▸ Assignment
Whenever a line in the data below includes the string "view", copy it out.

▸ Records supplied
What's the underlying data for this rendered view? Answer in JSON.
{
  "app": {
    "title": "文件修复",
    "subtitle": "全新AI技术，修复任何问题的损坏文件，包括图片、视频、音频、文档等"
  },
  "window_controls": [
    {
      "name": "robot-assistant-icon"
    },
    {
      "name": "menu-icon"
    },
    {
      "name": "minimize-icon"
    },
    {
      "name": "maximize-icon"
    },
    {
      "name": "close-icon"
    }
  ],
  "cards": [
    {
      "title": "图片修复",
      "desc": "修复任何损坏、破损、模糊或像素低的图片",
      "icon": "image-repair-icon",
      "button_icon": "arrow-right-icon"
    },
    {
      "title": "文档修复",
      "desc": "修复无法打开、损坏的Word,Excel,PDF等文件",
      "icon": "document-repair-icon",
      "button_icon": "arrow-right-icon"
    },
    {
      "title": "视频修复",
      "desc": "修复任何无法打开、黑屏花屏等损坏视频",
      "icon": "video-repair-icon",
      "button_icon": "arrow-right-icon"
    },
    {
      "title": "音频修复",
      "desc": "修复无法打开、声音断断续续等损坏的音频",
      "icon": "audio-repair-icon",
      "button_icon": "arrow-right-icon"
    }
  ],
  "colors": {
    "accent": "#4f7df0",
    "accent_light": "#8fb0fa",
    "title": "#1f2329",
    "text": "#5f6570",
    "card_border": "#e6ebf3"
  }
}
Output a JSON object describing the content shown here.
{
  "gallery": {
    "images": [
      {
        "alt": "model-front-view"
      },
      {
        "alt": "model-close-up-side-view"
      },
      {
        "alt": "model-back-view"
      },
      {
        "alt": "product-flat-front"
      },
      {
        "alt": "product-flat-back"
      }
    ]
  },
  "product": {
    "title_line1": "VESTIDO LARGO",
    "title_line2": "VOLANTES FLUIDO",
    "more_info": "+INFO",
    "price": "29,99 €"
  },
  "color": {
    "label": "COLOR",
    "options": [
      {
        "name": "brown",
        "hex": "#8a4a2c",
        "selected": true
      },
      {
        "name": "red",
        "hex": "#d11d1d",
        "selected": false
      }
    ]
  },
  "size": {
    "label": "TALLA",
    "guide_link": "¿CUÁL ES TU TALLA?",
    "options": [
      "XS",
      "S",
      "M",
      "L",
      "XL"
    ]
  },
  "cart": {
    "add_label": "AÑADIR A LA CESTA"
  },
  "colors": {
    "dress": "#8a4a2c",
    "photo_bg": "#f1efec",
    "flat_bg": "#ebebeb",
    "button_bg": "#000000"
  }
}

▸ Exercise result
What's the underlying data for this rendered view? Answer in JSON.
        "alt": "model-front-view"
        "alt": "model-close-up-side-view"
        "alt": "model-back-view"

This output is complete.